Food is as critical to animals as it is to humans. It’s a basic need without which the planet wouldn’t have a single living organism. With that in mind, different animals and species have varying ways of looking for something to eat. Some like to hunt, others scavenge, while others simply sit and wait.
In the same breath, some animals forage. They search for wild food resources and do not depend much on anyone to provide for them. These animals have insane fitness levels, which are vital for survival. Here is everything you need to know about foragers.
Which Animals Forage
Forage animals rely on plants or parts of plants to survive. Over time, most have been domesticated, but their natural habits remain. Common foragers include:
Characteristics of Foraging Animals
Animals that forage do not grow or farm the plants they eat. Aside from the domesticated ones, foraging animals, therefore, have to find their food, making them nomads. They move around, looking for places with an abundance of water and food. Once the supply is depleted, they transit to the next.
Experts categorize foraging as a 3 stage process. The first involves visiting a patch with food and water, then consumption, and finally quitting. Note that the process of finding the perfect environment for foraging is ignored.
This is weird, considering an animal quits for almost the same reasons it looks for a feeding patch. Either way, foraging animals automatically know when to move or stay put.
Types of Foraging
Two main types of foraging animals are available. They include the following:
Whether they feed on plants or other animals, solitary foragers search and hunt for their food alone. This mostly happens when resources are abundant. Additionally, solo foraging minimizes the chances of interacting with others of a similar kind, leading to little competition.
In cases where the forager is a carnivore, hunting alone makes camouflage easier than group work. The South American harvester ant species, pogonomyrmex vermiculatus, is a perfect example of this.
As the name suggests, group foraging involves looking for food (hunting) and feeding as a pack. Success or failure doesn’t only rely on individual brilliance but a team effort. The main advantage is that a group of foraging animals have a better chance of finding a great patch or killing bigger prey.
On the other hand, competition is very high, and the predation threat is significantly reduced. However, several factors also contribute to this. They include the availability of path/prey and the group size.
What is the Most Common Forage?
Perennial legumes form a significant part of the forage system. They have deep roots and compound leaves suitable for foraging animals. Alfalfa is a perfect example of this. Grown in many parts of the world, the legume is one of the highest-yielding perennial forage crops.
Other grown perennial legumes include:
- Red clover
- Sweet clover
- White clover
- Kura clover
- Alsike clover
Aside from legumes, grasses are also a good food source foraging animals. Others include crop residues and aquatic feeds.
What is the Difference Between Forage and Pasture?

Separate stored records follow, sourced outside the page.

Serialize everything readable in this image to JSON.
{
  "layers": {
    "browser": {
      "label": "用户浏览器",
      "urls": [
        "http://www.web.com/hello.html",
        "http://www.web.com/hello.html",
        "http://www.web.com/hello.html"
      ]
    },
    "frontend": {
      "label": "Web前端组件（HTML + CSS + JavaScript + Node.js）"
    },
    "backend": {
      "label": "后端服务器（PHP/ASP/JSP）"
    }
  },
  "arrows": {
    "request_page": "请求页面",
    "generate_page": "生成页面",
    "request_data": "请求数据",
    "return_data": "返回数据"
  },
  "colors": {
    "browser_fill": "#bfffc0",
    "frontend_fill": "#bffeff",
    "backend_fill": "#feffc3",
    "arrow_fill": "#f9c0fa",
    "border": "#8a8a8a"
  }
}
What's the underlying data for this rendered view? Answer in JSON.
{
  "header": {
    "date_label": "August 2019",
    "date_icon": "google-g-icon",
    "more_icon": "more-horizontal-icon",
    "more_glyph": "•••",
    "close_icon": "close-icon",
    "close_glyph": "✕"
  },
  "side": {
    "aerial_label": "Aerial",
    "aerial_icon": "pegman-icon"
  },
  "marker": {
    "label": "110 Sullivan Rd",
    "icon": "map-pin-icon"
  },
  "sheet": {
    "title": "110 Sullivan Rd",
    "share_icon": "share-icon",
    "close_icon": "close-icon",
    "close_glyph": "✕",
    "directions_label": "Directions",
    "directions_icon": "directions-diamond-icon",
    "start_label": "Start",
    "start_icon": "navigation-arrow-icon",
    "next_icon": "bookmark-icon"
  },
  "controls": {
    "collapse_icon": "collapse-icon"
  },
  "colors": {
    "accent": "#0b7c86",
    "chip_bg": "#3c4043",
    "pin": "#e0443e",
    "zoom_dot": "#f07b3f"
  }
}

The terms “forage” and “pasture” usually appear in the same context and can sometimes be confusing. However, their meaning slightly varies; pasture refers to the place where forage crops thrive. On the other hand, forage refers to the plants grown on pasture land for foraging animals to feed on.
Food is a basic need for all living organisms; only how they get it varies. For foragers like cows, sheep, deer, and goats, foraging is the way. They look for patches of food and water and move once the resources are depleted. Legumes and grasses form the bigger chunk of foods that animals that forage rely on.